##### Available data

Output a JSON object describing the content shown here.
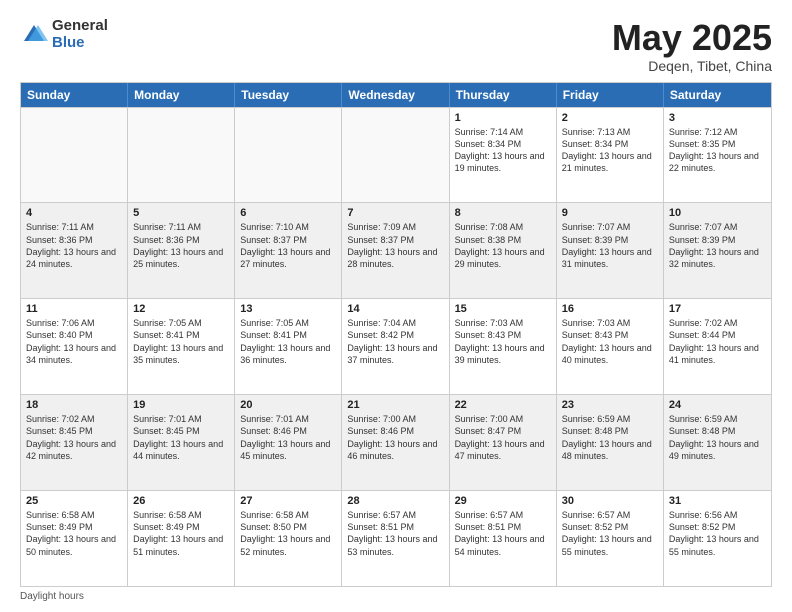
{
  "logo": {
    "general": "General",
    "blue": "Blue"
  },
  "title": {
    "month_year": "May 2025",
    "location": "Deqen, Tibet, China"
  },
  "header_days": [
    "Sunday",
    "Monday",
    "Tuesday",
    "Wednesday",
    "Thursday",
    "Friday",
    "Saturday"
  ],
  "weeks": [
    [
      {
        "day": "",
        "empty": true
      },
      {
        "day": "",
        "empty": true
      },
      {
        "day": "",
        "empty": true
      },
      {
        "day": "",
        "empty": true
      },
      {
        "day": "1",
        "sunrise": "Sunrise: 7:14 AM",
        "sunset": "Sunset: 8:34 PM",
        "daylight": "Daylight: 13 hours and 19 minutes."
      },
      {
        "day": "2",
        "sunrise": "Sunrise: 7:13 AM",
        "sunset": "Sunset: 8:34 PM",
        "daylight": "Daylight: 13 hours and 21 minutes."
      },
      {
        "day": "3",
        "sunrise": "Sunrise: 7:12 AM",
        "sunset": "Sunset: 8:35 PM",
        "daylight": "Daylight: 13 hours and 22 minutes."
      }
    ],
    [
      {
        "day": "4",
        "sunrise": "Sunrise: 7:11 AM",
        "sunset": "Sunset: 8:36 PM",
        "daylight": "Daylight: 13 hours and 24 minutes."
      },
      {
        "day": "5",
        "sunrise": "Sunrise: 7:11 AM",
        "sunset": "Sunset: 8:36 PM",
        "daylight": "Daylight: 13 hours and 25 minutes."
      },
      {
        "day": "6",
        "sunrise": "Sunrise: 7:10 AM",
        "sunset": "Sunset: 8:37 PM",
        "daylight": "Daylight: 13 hours and 27 minutes."
      },
      {
        "day": "7",
        "sunrise": "Sunrise: 7:09 AM",
        "sunset": "Sunset: 8:37 PM",
        "daylight": "Daylight: 13 hours and 28 minutes."
      },
      {
        "day": "8",
        "sunrise": "Sunrise: 7:08 AM",
        "sunset": "Sunset: 8:38 PM",
        "daylight": "Daylight: 13 hours and 29 minutes."
      },
      {
        "day": "9",
        "sunrise": "Sunrise: 7:07 AM",
        "sunset": "Sunset: 8:39 PM",
        "daylight": "Daylight: 13 hours and 31 minutes."
      },
      {
        "day": "10",
        "sunrise": "Sunrise: 7:07 AM",
        "sunset": "Sunset: 8:39 PM",
        "daylight": "Daylight: 13 hours and 32 minutes."
      }
    ],
    [
      {
        "day": "11",
        "sunrise": "Sunrise: 7:06 AM",
        "sunset": "Sunset: 8:40 PM",
        "daylight": "Daylight: 13 hours and 34 minutes."
      },
      {
        "day": "12",
        "sunrise": "Sunrise: 7:05 AM",
        "sunset": "Sunset: 8:41 PM",
        "daylight": "Daylight: 13 hours and 35 minutes."
      },
      {
        "day": "13",
        "sunrise": "Sunrise: 7:05 AM",
        "sunset": "Sunset: 8:41 PM",
        "daylight": "Daylight: 13 hours and 36 minutes."
      },
      {
        "day": "14",
        "sunrise": "Sunrise: 7:04 AM",
        "sunset": "Sunset: 8:42 PM",
        "daylight": "Daylight: 13 hours and 37 minutes."
      },
      {
        "day": "15",
        "sunrise": "Sunrise: 7:03 AM",
        "sunset": "Sunset: 8:43 PM",
        "daylight": "Daylight: 13 hours and 39 minutes."
      },
      {
        "day": "16",
        "sunrise": "Sunrise: 7:03 AM",
        "sunset": "Sunset: 8:43 PM",
        "daylight": "Daylight: 13 hours and 40 minutes."
      },
      {
        "day": "17",
        "sunrise": "Sunrise: 7:02 AM",
        "sunset": "Sunset: 8:44 PM",
        "daylight": "Daylight: 13 hours and 41 minutes."
      }
    ],
    [
      {
        "day": "18",
        "sunrise": "Sunrise: 7:02 AM",
        "sunset": "Sunset: 8:45 PM",
        "daylight": "Daylight: 13 hours and 42 minutes."
      },
      {
        "day": "19",
        "sunrise": "Sunrise: 7:01 AM",
        "sunset": "Sunset: 8:45 PM",
        "daylight": "Daylight: 13 hours and 44 minutes."
      },
      {
        "day": "20",
        "sunrise": "Sunrise: 7:01 AM",
        "sunset": "Sunset: 8:46 PM",
        "daylight": "Daylight: 13 hours and 45 minutes."
      },
      {
        "day": "21",
        "sunrise": "Sunrise: 7:00 AM",
        "sunset": "Sunset: 8:46 PM",
        "daylight": "Daylight: 13 hours and 46 minutes."
      },
      {
        "day": "22",
        "sunrise": "Sunrise: 7:00 AM",
        "sunset": "Sunset: 8:47 PM",
        "daylight": "Daylight: 13 hours and 47 minutes."
      },
      {
        "day": "23",
        "sunrise": "Sunrise: 6:59 AM",
        "sunset": "Sunset: 8:48 PM",
        "daylight": "Daylight: 13 hours and 48 minutes."
      },
      {
        "day": "24",
        "sunrise": "Sunrise: 6:59 AM",
        "sunset": "Sunset: 8:48 PM",
        "daylight": "Daylight: 13 hours and 49 minutes."
      }
    ],
    [
      {
        "day": "25",
        "sunrise": "Sunrise: 6:58 AM",
        "sunset": "Sunset: 8:49 PM",
        "daylight": "Daylight: 13 hours and 50 minutes."
      },
      {
        "day": "26",
        "sunrise": "Sunrise: 6:58 AM",
        "sunset": "Sunset: 8:49 PM",
        "daylight": "Daylight: 13 hours and 51 minutes."
      },
      {
        "day": "27",
        "sunrise": "Sunrise: 6:58 AM",
        "sunset": "Sunset: 8:50 PM",
        "daylight": "Daylight: 13 hours and 52 minutes."
      },
      {
        "day": "28",
        "sunrise": "Sunrise: 6:57 AM",
        "sunset": "Sunset: 8:51 PM",
        "daylight": "Daylight: 13 hours and 53 minutes."
      },
      {
        "day": "29",
        "sunrise": "Sunrise: 6:57 AM",
        "sunset": "Sunset: 8:51 PM",
        "daylight": "Daylight: 13 hours and 54 minutes."
      },
      {
        "day": "30",
        "sunrise": "Sunrise: 6:57 AM",
        "sunset": "Sunset: 8:52 PM",
        "daylight": "Daylight: 13 hours and 55 minutes."
      },
      {
        "day": "31",
        "sunrise": "Sunrise: 6:56 AM",
        "sunset": "Sunset: 8:52 PM",
        "daylight": "Daylight: 13 hours and 55 minutes."
      }
    ]
  ],
  "footer": {
    "note": "Daylight hours"
  }
}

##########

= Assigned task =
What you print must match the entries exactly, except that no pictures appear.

= Your response =
Output a JSON object describing the content shown here.
{
  "logo": {
    "general": "General",
    "blue": "Blue"
  },
  "title": {
    "month_year": "May 2025",
    "location": "Deqen, Tibet, China"
  },
  "header_days": [
    "Sunday",
    "Monday",
    "Tuesday",
    "Wednesday",
    "Thursday",
    "Friday",
    "Saturday"
  ],
  "weeks": [
    [
      {
        "day": "",
        "empty": true
      },
      {
        "day": "",
        "empty": true
      },
      {
        "day": "",
        "empty": true
      },
      {
        "day": "",
        "empty": true
      },
      {
        "day": "1",
        "sunrise": "Sunrise: 7:14 AM",
        "sunset": "Sunset: 8:34 PM",
        "daylight": "Daylight: 13 hours and 19 minutes."
      },
      {
        "day": "2",
        "sunrise": "Sunrise: 7:13 AM",
        "sunset": "Sunset: 8:34 PM",
        "daylight": "Daylight: 13 hours and 21 minutes."
      },
      {
        "day": "3",
        "sunrise": "Sunrise: 7:12 AM",
        "sunset": "Sunset: 8:35 PM",
        "daylight": "Daylight: 13 hours and 22 minutes."
      }
    ],
    [
      {
        "day": "4",
        "sunrise": "Sunrise: 7:11 AM",
        "sunset": "Sunset: 8:36 PM",
        "daylight": "Daylight: 13 hours and 24 minutes."
      },
      {
        "day": "5",
        "sunrise": "Sunrise: 7:11 AM",
        "sunset": "Sunset: 8:36 PM",
        "daylight": "Daylight: 13 hours and 25 minutes."
      },
      {
        "day": "6",
        "sunrise": "Sunrise: 7:10 AM",
        "sunset": "Sunset: 8:37 PM",
        "daylight": "Daylight: 13 hours and 27 minutes."
      },
      {
        "day": "7",
        "sunrise": "Sunrise: 7:09 AM",
        "sunset": "Sunset: 8:37 PM",
        "daylight": "Daylight: 13 hours and 28 minutes."
      },
      {
        "day": "8",
        "sunrise": "Sunrise: 7:08 AM",
        "sunset": "Sunset: 8:38 PM",
        "daylight": "Daylight: 13 hours and 29 minutes."
      },
      {
        "day": "9",
        "sunrise": "Sunrise: 7:07 AM",
        "sunset": "Sunset: 8:39 PM",
        "daylight": "Daylight: 13 hours and 31 minutes."
      },
      {
        "day": "10",
        "sunrise": "Sunrise: 7:07 AM",
        "sunset": "Sunset: 8:39 PM",
        "daylight": "Daylight: 13 hours and 32 minutes."
      }
    ],
    [
      {
        "day": "11",
        "sunrise": "Sunrise: 7:06 AM",
        "sunset": "Sunset: 8:40 PM",
        "daylight": "Daylight: 13 hours and 34 minutes."
      },
      {
        "day": "12",
        "sunrise": "Sunrise: 7:05 AM",
        "sunset": "Sunset: 8:41 PM",
        "daylight": "Daylight: 13 hours and 35 minutes."
      },
      {
        "day": "13",
        "sunrise": "Sunrise: 7:05 AM",
        "sunset": "Sunset: 8:41 PM",
        "daylight": "Daylight: 13 hours and 36 minutes."
      },
      {
        "day": "14",
        "sunrise": "Sunrise: 7:04 AM",
        "sunset": "Sunset: 8:42 PM",
        "daylight": "Daylight: 13 hours and 37 minutes."
      },
      {
        "day": "15",
        "sunrise": "Sunrise: 7:03 AM",
        "sunset": "Sunset: 8:43 PM",
        "daylight": "Daylight: 13 hours and 39 minutes."
      },
      {
        "day": "16",
        "sunrise": "Sunrise: 7:03 AM",
        "sunset": "Sunset: 8:43 PM",
        "daylight": "Daylight: 13 hours and 40 minutes."
      },
      {
        "day": "17",
        "sunrise": "Sunrise: 7:02 AM",
        "sunset": "Sunset: 8:44 PM",
        "daylight": "Daylight: 13 hours and 41 minutes."
      }
    ],
    [
      {
        "day": "18",
        "sunrise": "Sunrise: 7:02 AM",
        "sunset": "Sunset: 8:45 PM",
        "daylight": "Daylight: 13 hours and 42 minutes."
      },
      {
        "day": "19",
        "sunrise": "Sunrise: 7:01 AM",
        "sunset": "Sunset: 8:45 PM",
        "daylight": "Daylight: 13 hours and 44 minutes."
      },
      {
        "day": "20",
        "sunrise": "Sunrise: 7:01 AM",
        "sunset": "Sunset: 8:46 PM",
        "daylight": "Daylight: 13 hours and 45 minutes."
      },
      {
        "day": "21",
        "sunrise": "Sunrise: 7:00 AM",
        "sunset": "Sunset: 8:46 PM",
        "daylight": "Daylight: 13 hours and 46 minutes."
      },
      {
        "day": "22",
        "sunrise": "Sunrise: 7:00 AM",
        "sunset": "Sunset: 8:47 PM",
        "daylight": "Daylight: 13 hours and 47 minutes."
      },
      {
        "day": "23",
        "sunrise": "Sunrise: 6:59 AM",
        "sunset": "Sunset: 8:48 PM",
        "daylight": "Daylight: 13 hours and 48 minutes."
      },
      {
        "day": "24",
        "sunrise": "Sunrise: 6:59 AM",
        "sunset": "Sunset: 8:48 PM",
        "daylight": "Daylight: 13 hours and 49 minutes."
      }
    ],
    [
      {
        "day": "25",
        "sunrise": "Sunrise: 6:58 AM",
        "sunset": "Sunset: 8:49 PM",
        "daylight": "Daylight: 13 hours and 50 minutes."
      },
      {
        "day": "26",
        "sunrise": "Sunrise: 6:58 AM",
        "sunset": "Sunset: 8:49 PM",
        "daylight": "Daylight: 13 hours and 51 minutes."
      },
      {
        "day": "27",
        "sunrise": "Sunrise: 6:58 AM",
        "sunset": "Sunset: 8:50 PM",
        "daylight": "Daylight: 13 hours and 52 minutes."
      },
      {
        "day": "28",
        "sunrise": "Sunrise: 6:57 AM",
        "sunset": "Sunset: 8:51 PM",
        "daylight": "Daylight: 13 hours and 53 minutes."
      },
      {
        "day": "29",
        "sunrise": "Sunrise: 6:57 AM",
        "sunset": "Sunset: 8:51 PM",
        "daylight": "Daylight: 13 hours and 54 minutes."
      },
      {
        "day": "30",
        "sunrise": "Sunrise: 6:57 AM",
        "sunset": "Sunset: 8:52 PM",
        "daylight": "Daylight: 13 hours and 55 minutes."
      },
      {
        "day": "31",
        "sunrise": "Sunrise: 6:56 AM",
        "sunset": "Sunset: 8:52 PM",
        "daylight": "Daylight: 13 hours and 55 minutes."
      }
    ]
  ],
  "footer": {
    "note": "Daylight hours"
  }
}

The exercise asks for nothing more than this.